[Saved data entries]
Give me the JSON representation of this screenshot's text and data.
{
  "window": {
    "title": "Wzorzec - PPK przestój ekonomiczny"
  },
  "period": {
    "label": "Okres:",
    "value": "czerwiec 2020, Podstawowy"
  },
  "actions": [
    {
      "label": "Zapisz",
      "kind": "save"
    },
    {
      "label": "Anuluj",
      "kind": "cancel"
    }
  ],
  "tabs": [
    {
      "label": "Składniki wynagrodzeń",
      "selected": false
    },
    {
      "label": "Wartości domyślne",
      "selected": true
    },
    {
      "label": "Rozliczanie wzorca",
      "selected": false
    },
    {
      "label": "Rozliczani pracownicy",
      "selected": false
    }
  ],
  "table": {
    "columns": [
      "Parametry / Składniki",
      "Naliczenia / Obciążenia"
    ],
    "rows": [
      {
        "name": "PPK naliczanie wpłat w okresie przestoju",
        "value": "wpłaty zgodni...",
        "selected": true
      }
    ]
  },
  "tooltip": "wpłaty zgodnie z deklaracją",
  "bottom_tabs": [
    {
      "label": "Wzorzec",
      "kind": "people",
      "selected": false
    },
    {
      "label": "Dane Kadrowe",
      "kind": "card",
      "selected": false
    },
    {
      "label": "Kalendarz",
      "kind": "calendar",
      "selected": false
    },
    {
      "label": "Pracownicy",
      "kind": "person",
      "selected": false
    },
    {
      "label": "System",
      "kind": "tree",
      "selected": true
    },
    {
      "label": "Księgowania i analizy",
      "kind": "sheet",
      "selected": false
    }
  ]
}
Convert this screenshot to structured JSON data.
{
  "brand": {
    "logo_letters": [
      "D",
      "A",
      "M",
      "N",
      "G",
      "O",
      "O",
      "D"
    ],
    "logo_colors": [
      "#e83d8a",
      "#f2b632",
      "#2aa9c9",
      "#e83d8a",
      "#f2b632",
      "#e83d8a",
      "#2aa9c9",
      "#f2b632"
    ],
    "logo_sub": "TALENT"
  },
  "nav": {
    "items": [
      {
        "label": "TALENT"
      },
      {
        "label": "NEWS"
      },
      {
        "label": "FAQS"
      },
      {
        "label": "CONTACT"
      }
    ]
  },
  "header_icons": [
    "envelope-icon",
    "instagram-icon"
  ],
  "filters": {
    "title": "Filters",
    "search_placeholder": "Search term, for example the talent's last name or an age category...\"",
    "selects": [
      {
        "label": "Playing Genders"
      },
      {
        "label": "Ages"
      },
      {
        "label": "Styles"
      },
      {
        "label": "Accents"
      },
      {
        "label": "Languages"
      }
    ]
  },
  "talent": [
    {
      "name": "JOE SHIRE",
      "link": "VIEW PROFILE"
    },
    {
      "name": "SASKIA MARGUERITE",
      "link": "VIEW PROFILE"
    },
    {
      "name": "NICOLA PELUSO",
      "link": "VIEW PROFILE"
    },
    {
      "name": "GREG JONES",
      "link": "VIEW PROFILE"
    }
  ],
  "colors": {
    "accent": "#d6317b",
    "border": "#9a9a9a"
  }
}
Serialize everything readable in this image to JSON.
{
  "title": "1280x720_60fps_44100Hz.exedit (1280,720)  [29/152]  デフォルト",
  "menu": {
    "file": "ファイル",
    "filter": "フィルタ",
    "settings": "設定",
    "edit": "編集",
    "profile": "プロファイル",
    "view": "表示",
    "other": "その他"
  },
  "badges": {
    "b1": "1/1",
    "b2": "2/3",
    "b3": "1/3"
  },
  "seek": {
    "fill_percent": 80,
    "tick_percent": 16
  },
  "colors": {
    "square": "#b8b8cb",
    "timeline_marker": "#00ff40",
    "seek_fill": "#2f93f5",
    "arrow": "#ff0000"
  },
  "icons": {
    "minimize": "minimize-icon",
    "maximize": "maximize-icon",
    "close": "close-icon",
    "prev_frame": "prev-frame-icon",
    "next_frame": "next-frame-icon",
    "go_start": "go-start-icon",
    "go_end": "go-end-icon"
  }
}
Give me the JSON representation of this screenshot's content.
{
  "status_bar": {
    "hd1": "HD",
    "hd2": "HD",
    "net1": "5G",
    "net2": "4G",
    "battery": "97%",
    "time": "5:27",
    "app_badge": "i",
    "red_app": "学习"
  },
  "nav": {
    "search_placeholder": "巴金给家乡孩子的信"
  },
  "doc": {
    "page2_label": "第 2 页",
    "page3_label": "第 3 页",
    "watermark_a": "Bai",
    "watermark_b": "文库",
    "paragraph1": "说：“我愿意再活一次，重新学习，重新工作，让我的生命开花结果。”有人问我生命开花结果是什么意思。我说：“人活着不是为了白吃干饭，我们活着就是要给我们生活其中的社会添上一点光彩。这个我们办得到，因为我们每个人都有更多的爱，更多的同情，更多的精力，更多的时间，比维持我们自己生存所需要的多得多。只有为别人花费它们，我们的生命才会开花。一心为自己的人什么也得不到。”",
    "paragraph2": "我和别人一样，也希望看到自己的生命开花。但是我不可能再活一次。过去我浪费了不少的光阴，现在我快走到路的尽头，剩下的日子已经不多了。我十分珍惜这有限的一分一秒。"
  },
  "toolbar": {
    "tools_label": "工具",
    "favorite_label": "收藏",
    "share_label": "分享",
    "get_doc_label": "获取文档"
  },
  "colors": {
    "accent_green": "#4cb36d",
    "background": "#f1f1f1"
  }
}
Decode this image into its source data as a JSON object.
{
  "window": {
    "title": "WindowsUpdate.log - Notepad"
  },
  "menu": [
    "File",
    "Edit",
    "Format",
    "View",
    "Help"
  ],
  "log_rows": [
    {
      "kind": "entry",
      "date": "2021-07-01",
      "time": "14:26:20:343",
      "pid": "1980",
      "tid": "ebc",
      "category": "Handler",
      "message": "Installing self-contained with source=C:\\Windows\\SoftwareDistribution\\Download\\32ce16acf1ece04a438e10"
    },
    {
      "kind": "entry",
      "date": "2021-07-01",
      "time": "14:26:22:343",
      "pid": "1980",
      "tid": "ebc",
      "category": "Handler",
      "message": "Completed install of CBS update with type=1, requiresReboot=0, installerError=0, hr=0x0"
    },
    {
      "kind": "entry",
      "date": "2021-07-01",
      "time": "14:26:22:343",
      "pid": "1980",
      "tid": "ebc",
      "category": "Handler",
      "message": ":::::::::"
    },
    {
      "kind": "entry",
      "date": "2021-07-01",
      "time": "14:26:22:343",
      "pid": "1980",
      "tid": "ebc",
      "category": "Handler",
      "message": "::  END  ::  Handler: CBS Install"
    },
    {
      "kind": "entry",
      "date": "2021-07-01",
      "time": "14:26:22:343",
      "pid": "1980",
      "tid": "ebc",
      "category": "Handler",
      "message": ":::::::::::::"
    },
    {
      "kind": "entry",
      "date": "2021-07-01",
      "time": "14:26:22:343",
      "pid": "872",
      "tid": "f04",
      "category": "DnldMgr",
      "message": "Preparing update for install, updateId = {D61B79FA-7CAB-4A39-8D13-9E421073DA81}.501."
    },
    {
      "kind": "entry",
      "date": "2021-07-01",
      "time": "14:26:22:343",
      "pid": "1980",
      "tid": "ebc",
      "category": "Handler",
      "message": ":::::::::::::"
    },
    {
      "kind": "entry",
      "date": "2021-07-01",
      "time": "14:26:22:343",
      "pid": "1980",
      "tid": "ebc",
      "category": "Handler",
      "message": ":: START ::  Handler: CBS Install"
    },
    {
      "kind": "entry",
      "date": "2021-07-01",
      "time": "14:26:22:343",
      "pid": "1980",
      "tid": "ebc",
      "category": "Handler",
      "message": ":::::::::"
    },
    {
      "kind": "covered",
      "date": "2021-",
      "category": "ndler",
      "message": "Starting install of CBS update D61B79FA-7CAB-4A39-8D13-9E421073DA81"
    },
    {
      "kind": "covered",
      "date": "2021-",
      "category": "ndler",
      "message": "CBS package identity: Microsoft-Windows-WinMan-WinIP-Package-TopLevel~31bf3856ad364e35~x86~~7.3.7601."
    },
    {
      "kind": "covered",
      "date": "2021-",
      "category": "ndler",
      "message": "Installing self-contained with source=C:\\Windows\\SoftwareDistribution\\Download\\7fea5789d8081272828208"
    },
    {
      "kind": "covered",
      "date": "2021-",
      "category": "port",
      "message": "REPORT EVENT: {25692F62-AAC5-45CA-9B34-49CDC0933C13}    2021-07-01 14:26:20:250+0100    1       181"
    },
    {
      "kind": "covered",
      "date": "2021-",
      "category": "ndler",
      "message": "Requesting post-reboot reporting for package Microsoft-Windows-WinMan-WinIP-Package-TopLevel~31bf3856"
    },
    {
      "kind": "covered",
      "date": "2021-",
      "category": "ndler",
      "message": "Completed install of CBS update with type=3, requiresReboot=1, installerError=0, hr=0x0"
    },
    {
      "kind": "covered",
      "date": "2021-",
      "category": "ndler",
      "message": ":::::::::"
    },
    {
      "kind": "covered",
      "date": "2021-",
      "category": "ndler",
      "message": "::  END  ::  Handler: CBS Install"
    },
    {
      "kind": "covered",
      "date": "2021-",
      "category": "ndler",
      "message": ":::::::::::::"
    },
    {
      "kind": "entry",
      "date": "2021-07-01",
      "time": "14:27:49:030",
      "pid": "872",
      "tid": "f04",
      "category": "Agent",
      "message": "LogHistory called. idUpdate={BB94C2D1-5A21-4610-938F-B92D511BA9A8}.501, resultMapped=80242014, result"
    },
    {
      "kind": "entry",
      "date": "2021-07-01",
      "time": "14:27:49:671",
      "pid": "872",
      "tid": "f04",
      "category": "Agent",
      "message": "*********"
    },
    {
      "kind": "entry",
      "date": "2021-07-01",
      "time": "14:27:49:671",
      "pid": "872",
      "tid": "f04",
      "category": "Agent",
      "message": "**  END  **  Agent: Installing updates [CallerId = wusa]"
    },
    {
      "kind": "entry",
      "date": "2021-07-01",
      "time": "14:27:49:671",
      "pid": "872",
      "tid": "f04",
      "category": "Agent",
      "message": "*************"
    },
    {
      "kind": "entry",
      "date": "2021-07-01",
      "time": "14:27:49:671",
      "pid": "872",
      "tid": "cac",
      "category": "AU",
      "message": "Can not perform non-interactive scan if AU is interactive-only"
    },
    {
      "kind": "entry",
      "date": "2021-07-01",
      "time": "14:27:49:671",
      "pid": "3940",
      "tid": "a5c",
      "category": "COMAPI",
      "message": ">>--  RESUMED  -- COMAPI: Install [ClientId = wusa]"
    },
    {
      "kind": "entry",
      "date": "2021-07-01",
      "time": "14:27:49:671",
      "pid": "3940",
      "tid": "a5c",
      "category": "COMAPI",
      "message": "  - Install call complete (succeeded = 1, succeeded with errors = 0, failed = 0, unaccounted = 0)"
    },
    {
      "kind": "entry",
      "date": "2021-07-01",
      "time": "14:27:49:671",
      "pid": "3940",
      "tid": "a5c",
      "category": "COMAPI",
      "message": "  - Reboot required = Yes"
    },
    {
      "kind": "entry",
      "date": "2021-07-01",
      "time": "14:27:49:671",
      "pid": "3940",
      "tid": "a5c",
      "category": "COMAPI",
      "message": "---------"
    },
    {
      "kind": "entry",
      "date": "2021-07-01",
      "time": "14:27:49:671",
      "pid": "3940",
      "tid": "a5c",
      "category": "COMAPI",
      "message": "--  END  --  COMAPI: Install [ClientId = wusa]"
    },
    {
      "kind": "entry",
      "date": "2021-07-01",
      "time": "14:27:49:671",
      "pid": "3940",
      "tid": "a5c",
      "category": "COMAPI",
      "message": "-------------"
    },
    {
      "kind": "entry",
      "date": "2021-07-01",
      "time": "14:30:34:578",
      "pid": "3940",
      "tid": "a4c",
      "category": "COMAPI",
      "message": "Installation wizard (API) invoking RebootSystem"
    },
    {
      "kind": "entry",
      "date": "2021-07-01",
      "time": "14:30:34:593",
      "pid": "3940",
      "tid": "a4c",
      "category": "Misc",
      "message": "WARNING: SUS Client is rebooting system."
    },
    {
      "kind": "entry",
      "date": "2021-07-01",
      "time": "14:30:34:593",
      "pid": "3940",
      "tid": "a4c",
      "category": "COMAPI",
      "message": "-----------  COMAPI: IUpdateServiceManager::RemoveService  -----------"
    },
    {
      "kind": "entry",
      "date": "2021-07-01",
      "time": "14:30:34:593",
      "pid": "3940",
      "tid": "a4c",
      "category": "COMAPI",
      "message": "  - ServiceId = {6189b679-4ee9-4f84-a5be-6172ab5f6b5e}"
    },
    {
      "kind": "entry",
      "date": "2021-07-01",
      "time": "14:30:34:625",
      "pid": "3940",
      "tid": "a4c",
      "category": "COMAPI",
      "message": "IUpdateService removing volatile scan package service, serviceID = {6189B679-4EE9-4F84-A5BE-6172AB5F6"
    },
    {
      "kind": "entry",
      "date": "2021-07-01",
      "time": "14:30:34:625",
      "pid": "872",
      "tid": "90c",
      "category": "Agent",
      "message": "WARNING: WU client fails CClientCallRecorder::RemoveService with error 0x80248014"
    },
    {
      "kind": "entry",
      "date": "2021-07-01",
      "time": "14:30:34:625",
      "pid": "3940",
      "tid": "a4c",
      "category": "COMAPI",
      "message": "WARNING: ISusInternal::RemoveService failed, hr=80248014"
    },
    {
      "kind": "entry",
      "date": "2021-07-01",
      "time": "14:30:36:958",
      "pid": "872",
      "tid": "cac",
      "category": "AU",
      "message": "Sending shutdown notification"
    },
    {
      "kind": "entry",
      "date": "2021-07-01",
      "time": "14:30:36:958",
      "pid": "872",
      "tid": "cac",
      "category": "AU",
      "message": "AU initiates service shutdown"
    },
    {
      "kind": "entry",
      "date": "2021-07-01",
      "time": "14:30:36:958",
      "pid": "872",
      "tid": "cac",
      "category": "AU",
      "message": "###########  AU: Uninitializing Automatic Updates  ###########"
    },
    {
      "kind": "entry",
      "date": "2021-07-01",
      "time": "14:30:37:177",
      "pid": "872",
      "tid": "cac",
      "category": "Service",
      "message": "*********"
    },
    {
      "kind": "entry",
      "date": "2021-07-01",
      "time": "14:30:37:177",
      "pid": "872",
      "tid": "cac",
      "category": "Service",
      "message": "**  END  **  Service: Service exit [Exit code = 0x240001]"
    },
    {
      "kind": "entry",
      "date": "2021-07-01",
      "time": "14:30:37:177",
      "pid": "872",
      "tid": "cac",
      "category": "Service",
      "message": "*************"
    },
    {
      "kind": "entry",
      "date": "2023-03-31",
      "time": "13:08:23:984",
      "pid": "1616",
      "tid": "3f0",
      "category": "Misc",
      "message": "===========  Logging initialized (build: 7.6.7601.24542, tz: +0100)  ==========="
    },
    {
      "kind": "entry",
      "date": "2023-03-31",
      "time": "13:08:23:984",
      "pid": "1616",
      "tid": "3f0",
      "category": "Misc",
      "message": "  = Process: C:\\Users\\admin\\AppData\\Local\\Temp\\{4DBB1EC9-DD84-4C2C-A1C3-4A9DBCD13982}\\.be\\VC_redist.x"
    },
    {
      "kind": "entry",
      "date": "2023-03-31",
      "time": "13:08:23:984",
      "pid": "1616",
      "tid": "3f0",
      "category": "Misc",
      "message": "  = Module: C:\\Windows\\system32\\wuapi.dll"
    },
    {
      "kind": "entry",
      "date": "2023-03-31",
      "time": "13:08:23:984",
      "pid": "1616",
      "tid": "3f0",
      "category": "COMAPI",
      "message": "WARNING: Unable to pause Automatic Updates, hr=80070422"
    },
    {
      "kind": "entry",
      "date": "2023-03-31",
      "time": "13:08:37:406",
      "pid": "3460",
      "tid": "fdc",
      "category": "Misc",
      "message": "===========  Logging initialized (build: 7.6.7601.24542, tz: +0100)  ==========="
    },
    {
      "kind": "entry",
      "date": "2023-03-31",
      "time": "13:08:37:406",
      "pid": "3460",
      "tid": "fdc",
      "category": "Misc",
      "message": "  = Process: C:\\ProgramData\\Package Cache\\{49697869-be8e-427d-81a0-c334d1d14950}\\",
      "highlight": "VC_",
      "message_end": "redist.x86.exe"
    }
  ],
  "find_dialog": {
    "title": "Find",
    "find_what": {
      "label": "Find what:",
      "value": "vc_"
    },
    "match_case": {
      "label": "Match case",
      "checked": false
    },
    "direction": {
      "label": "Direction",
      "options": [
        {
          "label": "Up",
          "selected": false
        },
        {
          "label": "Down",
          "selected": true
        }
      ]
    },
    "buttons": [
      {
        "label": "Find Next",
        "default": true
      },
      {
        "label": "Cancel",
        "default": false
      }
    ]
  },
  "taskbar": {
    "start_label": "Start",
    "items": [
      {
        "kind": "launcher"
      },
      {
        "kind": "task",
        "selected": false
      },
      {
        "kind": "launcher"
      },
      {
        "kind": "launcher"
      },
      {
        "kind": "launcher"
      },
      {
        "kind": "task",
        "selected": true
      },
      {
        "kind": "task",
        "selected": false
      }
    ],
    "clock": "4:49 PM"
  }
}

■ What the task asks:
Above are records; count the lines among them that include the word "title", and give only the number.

■ Answer section:
5